**What is being asked:** Return each line of the listing that has the word "Master" in it.

**Available records:**
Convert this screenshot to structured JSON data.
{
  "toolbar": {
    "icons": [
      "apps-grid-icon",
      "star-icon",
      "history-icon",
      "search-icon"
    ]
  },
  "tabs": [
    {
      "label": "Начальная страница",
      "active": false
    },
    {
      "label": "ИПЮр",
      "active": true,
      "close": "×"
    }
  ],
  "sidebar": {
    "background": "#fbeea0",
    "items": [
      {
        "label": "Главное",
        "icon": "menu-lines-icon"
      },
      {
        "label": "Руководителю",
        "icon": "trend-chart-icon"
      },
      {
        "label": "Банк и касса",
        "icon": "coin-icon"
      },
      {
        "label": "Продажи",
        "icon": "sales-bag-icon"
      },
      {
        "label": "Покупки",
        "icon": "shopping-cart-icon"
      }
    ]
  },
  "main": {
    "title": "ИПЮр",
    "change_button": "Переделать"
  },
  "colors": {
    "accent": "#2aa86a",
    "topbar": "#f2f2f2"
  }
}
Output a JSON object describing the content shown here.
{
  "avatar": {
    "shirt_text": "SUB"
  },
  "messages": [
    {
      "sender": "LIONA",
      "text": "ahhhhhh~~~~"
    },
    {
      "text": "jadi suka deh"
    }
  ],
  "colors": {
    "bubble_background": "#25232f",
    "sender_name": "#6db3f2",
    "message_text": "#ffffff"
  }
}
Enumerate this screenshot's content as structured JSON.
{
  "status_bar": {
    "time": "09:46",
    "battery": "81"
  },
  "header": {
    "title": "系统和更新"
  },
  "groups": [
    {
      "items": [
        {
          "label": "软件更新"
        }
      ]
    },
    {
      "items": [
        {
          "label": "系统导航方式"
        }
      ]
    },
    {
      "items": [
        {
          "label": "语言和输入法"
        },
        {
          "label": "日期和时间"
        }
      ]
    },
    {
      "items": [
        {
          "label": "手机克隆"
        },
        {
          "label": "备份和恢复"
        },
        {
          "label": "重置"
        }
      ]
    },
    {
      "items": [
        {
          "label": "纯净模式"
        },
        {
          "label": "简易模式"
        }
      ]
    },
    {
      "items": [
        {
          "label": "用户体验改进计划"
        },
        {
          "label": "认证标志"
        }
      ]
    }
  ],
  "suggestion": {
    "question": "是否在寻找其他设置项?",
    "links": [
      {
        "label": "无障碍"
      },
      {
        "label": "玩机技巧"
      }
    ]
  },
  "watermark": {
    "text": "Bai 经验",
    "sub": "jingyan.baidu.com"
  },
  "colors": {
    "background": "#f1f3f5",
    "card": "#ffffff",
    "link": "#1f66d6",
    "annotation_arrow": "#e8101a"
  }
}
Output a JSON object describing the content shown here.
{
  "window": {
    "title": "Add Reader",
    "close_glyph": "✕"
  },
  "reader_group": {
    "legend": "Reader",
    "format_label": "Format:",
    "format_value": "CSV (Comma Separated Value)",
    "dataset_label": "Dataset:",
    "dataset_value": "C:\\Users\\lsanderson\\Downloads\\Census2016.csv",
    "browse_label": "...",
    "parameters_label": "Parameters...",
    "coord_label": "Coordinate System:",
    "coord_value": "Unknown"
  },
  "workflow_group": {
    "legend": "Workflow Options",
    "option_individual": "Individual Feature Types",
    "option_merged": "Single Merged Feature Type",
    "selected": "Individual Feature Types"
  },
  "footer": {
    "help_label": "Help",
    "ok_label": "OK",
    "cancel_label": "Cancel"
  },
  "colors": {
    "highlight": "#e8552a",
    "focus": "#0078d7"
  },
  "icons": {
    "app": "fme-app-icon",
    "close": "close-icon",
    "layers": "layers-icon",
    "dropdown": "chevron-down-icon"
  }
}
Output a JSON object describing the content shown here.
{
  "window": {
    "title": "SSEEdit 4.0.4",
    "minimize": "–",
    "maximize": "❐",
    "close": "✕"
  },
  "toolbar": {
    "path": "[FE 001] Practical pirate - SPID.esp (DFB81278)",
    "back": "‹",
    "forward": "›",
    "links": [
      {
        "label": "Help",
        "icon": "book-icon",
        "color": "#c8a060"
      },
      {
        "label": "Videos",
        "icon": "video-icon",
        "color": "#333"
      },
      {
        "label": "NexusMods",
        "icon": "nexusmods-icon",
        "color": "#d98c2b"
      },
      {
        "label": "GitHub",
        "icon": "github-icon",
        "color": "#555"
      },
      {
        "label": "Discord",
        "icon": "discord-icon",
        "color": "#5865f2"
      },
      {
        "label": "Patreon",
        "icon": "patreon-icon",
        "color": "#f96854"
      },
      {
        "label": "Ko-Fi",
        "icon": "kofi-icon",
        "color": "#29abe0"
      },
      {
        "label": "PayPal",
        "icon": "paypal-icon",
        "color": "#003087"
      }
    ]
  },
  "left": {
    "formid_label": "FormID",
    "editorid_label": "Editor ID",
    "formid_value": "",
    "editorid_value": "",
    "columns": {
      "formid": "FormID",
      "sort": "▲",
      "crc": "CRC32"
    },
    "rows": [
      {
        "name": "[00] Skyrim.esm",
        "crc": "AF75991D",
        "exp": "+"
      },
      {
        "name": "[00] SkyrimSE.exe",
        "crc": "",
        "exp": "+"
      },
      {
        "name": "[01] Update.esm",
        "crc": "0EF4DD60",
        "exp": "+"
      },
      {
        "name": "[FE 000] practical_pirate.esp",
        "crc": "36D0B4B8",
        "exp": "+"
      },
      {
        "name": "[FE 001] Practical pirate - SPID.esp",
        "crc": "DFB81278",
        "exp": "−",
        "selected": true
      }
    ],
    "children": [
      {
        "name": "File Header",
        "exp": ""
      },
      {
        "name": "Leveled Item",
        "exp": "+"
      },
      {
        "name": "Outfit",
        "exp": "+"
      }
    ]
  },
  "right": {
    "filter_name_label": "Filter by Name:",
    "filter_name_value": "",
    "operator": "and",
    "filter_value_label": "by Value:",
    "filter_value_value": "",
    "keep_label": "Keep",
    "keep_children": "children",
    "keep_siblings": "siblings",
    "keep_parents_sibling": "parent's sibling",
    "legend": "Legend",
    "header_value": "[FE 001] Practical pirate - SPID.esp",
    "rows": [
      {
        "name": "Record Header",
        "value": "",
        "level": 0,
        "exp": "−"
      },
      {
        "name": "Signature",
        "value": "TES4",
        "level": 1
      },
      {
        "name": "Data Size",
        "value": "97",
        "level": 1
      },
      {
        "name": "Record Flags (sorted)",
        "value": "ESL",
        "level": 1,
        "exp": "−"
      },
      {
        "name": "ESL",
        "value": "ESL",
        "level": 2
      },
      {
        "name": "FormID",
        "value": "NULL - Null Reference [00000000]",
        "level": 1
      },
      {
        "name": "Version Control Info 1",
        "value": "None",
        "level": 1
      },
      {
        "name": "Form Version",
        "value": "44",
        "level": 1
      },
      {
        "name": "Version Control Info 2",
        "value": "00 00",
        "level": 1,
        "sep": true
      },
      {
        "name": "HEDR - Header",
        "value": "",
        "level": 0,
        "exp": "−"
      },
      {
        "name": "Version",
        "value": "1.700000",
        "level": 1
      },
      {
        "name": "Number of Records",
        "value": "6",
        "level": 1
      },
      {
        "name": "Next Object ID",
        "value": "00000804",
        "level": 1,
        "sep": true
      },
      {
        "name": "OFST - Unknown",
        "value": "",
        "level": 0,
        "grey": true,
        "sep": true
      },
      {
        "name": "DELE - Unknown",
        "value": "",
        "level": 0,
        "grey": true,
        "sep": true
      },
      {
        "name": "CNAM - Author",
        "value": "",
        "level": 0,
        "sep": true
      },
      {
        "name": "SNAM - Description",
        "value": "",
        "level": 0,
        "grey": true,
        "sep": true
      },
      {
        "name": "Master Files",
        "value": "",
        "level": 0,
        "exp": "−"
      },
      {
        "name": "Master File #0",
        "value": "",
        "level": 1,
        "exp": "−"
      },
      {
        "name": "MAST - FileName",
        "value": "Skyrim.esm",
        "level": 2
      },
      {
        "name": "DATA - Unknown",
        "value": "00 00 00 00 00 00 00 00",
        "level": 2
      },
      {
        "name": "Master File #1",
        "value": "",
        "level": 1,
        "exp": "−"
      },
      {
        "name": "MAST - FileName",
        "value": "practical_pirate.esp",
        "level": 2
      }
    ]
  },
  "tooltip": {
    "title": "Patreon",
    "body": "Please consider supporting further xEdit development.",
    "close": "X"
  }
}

**Your response:**
        "name": "Master Files",
        "name": "Master File #0",
        "name": "Master File #1",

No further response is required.